“The constitutional reform was supposed to come together with a new electoral law, but the constitutional amendment has been rejected, so the electoral law will also have to be amended and reviewed,” says Silvia Merler, a researcher at the Johns Hopkins School of Advanced International Studies and affiliate fellow at Brussels-based think tank Bruegel.

“There are also a number of important deadlines, like the budget law that has to go through parliament before the end of the year and also the banking sector situation that was supposed to be dealt with after the referendum and now there is uncertainly how that will be dealt with.”

The result marks a return to the uncertainty that has come to mark political life in Italy, where citizens are accustomed to the search for new governments and leaders.

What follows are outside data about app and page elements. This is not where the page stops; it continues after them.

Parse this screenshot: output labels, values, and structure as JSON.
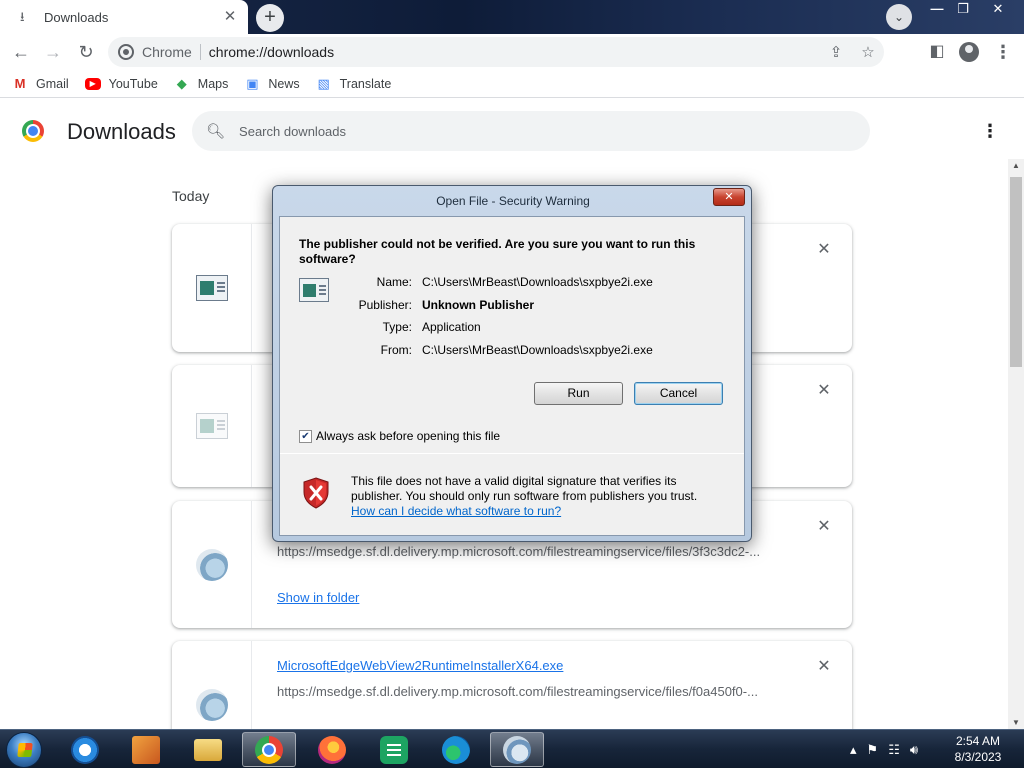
{
  "tabs": [
    {
      "title": "Downloads",
      "icon": "download-icon"
    }
  ],
  "toolbar": {
    "origin": "Chrome",
    "url": "chrome://downloads"
  },
  "bookmarks": [
    {
      "label": "Gmail",
      "icon": "gmail-icon"
    },
    {
      "label": "YouTube",
      "icon": "youtube-icon"
    },
    {
      "label": "Maps",
      "icon": "maps-icon"
    },
    {
      "label": "News",
      "icon": "news-icon"
    },
    {
      "label": "Translate",
      "icon": "translate-icon"
    }
  ],
  "downloads_page": {
    "title": "Downloads",
    "search_placeholder": "Search downloads",
    "section_date": "Today",
    "items": [
      {
        "icon": "application-file-icon"
      },
      {
        "icon": "application-file-icon"
      },
      {
        "icon": "setup-file-icon",
        "url": "https://msedge.sf.dl.delivery.mp.microsoft.com/filestreamingservice/files/3f3c3dc2-...",
        "action": "Show in folder"
      },
      {
        "icon": "setup-file-icon",
        "name": "MicrosoftEdgeWebView2RuntimeInstallerX64.exe",
        "url": "https://msedge.sf.dl.delivery.mp.microsoft.com/filestreamingservice/files/f0a450f0-..."
      }
    ]
  },
  "dialog": {
    "title": "Open File - Security Warning",
    "question": "The publisher could not be verified.  Are you sure you want to run this software?",
    "fields": [
      {
        "label": "Name:",
        "value": "C:\\Users\\MrBeast\\Downloads\\sxpbye2i.exe",
        "bold": false
      },
      {
        "label": "Publisher:",
        "value": "Unknown Publisher",
        "bold": true
      },
      {
        "label": "Type:",
        "value": "Application",
        "bold": false
      },
      {
        "label": "From:",
        "value": "C:\\Users\\MrBeast\\Downloads\\sxpbye2i.exe",
        "bold": false
      }
    ],
    "run_label": "Run",
    "cancel_label": "Cancel",
    "checkbox_label": "Always ask before opening this file",
    "checkbox_checked": true,
    "warning_text": "This file does not have a valid digital signature that verifies its publisher.  You should only run software from publishers you trust.",
    "help_link": "How can I decide what software to run?"
  },
  "taskbar": {
    "apps": [
      "internet-explorer-icon",
      "media-center-icon",
      "file-explorer-icon",
      "chrome-icon",
      "firefox-icon",
      "sheets-icon",
      "edge-icon",
      "setup-icon"
    ],
    "active": [
      "chrome-icon",
      "setup-icon"
    ],
    "time": "2:54 AM",
    "date": "8/3/2023"
  },
  "colors": {
    "link": "#1a73e8",
    "dialog_link": "#0066cc",
    "close_red": "#c8432f"
  }
}
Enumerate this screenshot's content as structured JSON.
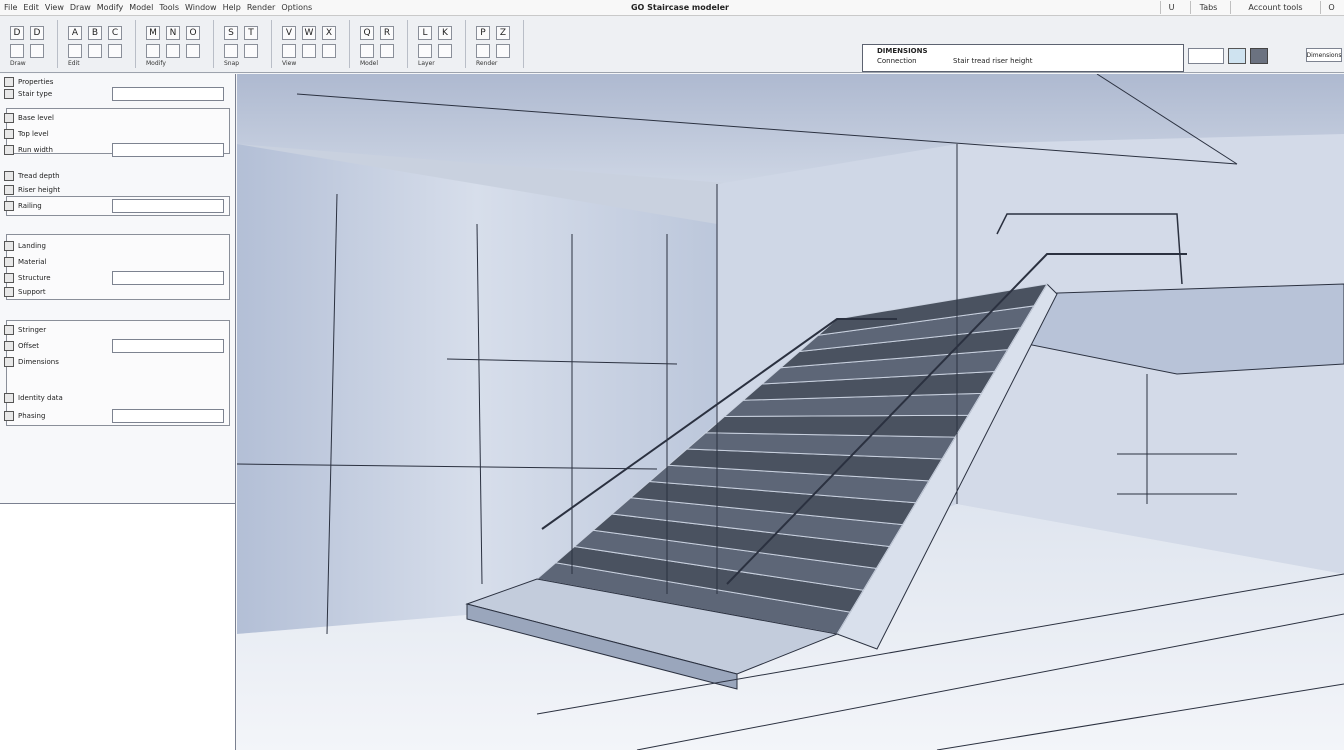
{
  "app": {
    "title": "GO Staircase modeler"
  },
  "menubar": {
    "items": [
      "File",
      "Edit",
      "View",
      "Draw",
      "Modify",
      "Model",
      "Tools",
      "Window",
      "Help",
      "Render",
      "Options"
    ]
  },
  "window_controls": {
    "minimize": "U",
    "restore": "Tabs",
    "account": "Account tools",
    "close": "O"
  },
  "toolbar": {
    "groups": [
      {
        "label": "Draw",
        "buttons": [
          "D",
          "D"
        ]
      },
      {
        "label": "Edit",
        "buttons": [
          "A",
          "B",
          "C"
        ]
      },
      {
        "label": "Modify",
        "buttons": [
          "M",
          "N",
          "O"
        ]
      },
      {
        "label": "Snap",
        "buttons": [
          "S",
          "T"
        ]
      },
      {
        "label": "View",
        "buttons": [
          "V",
          "W",
          "X"
        ]
      },
      {
        "label": "Model",
        "buttons": [
          "Q",
          "R"
        ]
      },
      {
        "label": "Layer",
        "buttons": [
          "L",
          "K"
        ]
      },
      {
        "label": "Render",
        "buttons": [
          "P",
          "Z"
        ]
      }
    ],
    "right_label": "Dimensions",
    "info": {
      "line1": "DIMENSIONS",
      "line2": "Connection",
      "line3": "Stair tread riser height"
    }
  },
  "panel": {
    "rows": [
      {
        "label": "Properties"
      },
      {
        "label": "Stair type"
      },
      {
        "label": "Base level"
      },
      {
        "label": "Top level"
      },
      {
        "label": "Run width"
      },
      {
        "label": "Tread depth"
      },
      {
        "label": "Riser height"
      },
      {
        "label": "Railing"
      },
      {
        "label": "Landing"
      },
      {
        "label": "Material"
      },
      {
        "label": "Structure"
      },
      {
        "label": "Support"
      },
      {
        "label": "Stringer"
      },
      {
        "label": "Offset"
      },
      {
        "label": "Dimensions"
      },
      {
        "label": "Identity data"
      },
      {
        "label": "Phasing"
      }
    ]
  },
  "colors": {
    "viewport_bg": "#c9d1df",
    "stair_dark": "#4a5260",
    "line": "#2b3140"
  }
}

“We have to find a new government, a new prime minister, and we must find a way to change the institutions and electoral law, so certainly we are heading towards a rather bumpy period,” says Orsina.

“Of course a Yes vote would have opened up a period of much greater stability and the possibility of doing economic reforms that might be delayed, because now politics and institutions come first,” he adds. “But this is what Italian politics has been about for a few decades, so I expect the country to find its way out of this.”

Related
 
Sorry but the period of time connection to the operation is exceeded.